Christian Petersen/Getty Images
A number of pundits have already suggested that the Timberwolves would be wise to stand pat. At the very least, this organization shouldn't do anything that jeopardizes its long-term prospects.
After all, this is a team built around Kevin Love, Derrick Williams and Rubio. The oldest—Love—is only 23.
Minnesota also had a deep backcourt to begin with. Luke Ridnour has started nearly all of the Timberwolves' games this year, and while he doesn't have Rubio's sensational passing ability, he is a natural point guard. On the season, Ridnour is averaging 11.5 points and 3.8 assists. With Rubio out, he's likely to become more of a facilitator and could rediscover the kind of production he exhibited earlier in his career with the Seattle Sonics.
Additionally, J.J. Barea will soon return, giving the Timberwolves a dynamic point guard with valuable playoff experience.

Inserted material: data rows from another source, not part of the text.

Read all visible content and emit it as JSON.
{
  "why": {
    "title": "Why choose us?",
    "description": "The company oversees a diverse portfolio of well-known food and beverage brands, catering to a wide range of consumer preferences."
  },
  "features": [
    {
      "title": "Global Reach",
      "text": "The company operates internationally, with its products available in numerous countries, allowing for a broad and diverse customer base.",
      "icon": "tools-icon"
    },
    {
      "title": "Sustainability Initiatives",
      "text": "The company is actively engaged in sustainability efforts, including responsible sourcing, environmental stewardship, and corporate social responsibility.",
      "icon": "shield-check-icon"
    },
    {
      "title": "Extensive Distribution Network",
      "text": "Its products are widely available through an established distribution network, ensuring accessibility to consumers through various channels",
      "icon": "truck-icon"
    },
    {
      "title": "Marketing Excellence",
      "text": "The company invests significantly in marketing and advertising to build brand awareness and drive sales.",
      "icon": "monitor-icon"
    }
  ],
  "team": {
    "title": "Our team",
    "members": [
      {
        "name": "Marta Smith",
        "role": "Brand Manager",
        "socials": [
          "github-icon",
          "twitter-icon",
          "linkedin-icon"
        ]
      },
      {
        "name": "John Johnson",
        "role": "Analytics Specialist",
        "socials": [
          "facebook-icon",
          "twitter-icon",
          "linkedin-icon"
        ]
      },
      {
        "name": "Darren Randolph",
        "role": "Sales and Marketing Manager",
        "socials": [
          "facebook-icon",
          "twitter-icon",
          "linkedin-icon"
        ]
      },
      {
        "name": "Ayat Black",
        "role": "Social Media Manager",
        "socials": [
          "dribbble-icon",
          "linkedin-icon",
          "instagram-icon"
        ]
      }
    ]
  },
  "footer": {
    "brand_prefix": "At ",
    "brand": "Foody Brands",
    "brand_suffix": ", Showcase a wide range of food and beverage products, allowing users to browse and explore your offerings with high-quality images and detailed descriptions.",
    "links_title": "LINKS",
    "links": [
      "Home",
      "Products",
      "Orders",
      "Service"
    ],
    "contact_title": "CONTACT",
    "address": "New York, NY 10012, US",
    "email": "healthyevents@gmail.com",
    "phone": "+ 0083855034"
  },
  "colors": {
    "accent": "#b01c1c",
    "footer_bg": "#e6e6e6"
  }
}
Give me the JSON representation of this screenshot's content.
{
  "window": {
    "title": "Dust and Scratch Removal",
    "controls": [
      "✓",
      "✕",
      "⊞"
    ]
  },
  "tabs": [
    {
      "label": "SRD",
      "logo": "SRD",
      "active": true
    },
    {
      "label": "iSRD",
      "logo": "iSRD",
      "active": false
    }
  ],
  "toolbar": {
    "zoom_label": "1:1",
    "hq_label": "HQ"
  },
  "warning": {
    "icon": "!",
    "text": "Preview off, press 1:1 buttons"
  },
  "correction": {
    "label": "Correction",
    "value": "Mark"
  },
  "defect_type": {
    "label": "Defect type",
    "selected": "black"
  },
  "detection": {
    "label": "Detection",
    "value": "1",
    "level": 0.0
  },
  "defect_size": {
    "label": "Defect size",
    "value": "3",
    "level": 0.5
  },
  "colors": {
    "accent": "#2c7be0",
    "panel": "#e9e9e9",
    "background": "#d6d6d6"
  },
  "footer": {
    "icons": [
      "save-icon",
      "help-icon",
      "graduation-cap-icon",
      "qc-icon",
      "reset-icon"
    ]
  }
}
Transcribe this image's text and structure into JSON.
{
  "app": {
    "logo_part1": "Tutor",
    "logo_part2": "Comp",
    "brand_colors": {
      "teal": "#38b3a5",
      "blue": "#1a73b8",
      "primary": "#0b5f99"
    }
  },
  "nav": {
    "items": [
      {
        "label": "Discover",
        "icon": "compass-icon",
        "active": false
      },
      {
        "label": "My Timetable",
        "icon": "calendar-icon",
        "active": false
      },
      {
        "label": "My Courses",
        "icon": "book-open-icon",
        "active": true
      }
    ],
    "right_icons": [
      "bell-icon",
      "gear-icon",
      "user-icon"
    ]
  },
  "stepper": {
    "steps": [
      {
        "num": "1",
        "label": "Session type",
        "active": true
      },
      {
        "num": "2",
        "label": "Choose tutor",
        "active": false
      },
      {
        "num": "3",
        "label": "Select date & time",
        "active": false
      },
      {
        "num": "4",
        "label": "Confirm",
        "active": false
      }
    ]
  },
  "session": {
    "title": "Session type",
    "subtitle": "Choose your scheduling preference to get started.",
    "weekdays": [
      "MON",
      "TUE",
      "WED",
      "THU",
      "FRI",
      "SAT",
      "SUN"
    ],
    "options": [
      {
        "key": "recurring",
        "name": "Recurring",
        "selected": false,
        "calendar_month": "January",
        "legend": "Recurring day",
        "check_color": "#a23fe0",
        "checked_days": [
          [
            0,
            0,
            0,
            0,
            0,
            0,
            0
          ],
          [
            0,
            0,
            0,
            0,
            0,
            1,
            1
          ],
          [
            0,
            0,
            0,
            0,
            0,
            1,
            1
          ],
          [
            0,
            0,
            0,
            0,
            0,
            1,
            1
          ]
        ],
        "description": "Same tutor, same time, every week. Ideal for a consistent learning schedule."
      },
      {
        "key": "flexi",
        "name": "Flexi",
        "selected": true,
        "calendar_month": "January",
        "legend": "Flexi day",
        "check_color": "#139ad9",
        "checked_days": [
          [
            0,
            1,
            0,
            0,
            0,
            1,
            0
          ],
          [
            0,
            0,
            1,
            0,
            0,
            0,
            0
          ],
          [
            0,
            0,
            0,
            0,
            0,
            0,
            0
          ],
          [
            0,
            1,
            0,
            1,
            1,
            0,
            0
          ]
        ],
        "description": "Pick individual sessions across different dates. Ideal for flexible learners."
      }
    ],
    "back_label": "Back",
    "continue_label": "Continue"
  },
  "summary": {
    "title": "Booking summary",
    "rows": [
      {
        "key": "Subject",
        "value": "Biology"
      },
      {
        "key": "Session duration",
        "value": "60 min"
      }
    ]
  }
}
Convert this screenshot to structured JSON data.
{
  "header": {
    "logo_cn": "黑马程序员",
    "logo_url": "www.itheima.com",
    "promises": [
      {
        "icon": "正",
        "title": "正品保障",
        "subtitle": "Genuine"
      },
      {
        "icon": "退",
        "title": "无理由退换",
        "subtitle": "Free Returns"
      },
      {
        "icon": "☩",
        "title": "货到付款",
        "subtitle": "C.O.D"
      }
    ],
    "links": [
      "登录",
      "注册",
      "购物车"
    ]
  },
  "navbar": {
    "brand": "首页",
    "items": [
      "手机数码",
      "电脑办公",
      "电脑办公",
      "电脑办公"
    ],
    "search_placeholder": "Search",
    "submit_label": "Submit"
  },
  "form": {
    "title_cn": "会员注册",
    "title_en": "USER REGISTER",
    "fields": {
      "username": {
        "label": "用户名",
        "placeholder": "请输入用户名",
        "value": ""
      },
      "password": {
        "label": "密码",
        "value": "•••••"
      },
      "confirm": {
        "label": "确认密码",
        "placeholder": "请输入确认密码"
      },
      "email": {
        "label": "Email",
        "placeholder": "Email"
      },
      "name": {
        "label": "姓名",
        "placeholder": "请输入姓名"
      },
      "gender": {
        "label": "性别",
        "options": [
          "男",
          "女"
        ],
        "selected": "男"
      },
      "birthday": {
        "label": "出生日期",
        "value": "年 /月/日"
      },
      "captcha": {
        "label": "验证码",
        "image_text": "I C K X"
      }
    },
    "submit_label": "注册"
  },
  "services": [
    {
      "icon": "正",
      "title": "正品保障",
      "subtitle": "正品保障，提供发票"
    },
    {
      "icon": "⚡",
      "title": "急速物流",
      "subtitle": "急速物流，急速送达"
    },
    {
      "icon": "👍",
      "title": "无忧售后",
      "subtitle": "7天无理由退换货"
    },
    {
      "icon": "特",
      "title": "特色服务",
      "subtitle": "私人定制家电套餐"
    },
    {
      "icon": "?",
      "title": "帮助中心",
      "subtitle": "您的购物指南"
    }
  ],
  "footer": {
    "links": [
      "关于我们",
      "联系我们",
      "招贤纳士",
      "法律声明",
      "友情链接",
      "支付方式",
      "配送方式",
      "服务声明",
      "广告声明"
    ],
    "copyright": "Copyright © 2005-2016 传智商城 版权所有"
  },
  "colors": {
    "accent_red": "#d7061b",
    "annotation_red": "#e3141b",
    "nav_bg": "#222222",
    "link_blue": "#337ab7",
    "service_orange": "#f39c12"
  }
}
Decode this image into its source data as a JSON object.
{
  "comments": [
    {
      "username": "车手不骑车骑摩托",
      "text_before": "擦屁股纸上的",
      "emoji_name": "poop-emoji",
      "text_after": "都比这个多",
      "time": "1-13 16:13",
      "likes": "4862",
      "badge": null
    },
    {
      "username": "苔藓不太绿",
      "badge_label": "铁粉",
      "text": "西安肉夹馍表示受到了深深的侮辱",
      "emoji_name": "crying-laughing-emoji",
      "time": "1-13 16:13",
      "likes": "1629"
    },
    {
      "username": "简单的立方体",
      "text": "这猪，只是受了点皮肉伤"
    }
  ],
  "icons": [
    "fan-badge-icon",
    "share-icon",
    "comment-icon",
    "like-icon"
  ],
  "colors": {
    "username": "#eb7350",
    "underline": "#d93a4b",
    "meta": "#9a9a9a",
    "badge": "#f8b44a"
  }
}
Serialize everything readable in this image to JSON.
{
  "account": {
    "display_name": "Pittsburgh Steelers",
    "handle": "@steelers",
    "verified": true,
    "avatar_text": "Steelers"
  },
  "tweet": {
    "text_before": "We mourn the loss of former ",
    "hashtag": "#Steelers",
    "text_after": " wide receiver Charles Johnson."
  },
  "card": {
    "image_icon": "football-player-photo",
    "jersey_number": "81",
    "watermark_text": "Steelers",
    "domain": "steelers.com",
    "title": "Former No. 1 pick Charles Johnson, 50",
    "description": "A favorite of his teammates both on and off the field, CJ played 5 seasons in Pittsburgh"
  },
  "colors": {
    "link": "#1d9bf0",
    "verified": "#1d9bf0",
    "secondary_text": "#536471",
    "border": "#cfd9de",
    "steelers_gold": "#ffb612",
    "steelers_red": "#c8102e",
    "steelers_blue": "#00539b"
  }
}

While Ridnour and Barea are serviceable options at the point, fears persist that Minnesota will dearly miss Rubio's uncanny ability to make all those around him better. However, the Timberwolves were already the sixth worst team in the league at getting their baskets via assists—a trend that's bound to continue with the likes of Michael Beasley on board. Even without Rubio, that trajectory can't get much worse.
Adelman can make adjustments and utilize this team's relatively deep stable of talent. In Minnesota's first game without Rubio, guard Wayne Ellington played almost 26 minutes off the bench and scored 12 points. Ridnour logged almost 43 minutes and had 14 points and 10 assists to show for it.
Until Martell Webster and Wes Johnson find better consistency, Timberwolves' fans will be in store for some disappointment. This team's youth is exponentially more glaring without Rubio running the show. But, teams do adapt, and Minnesota's front court is increasingly one of the best in the league.
There are worst things than staying the course.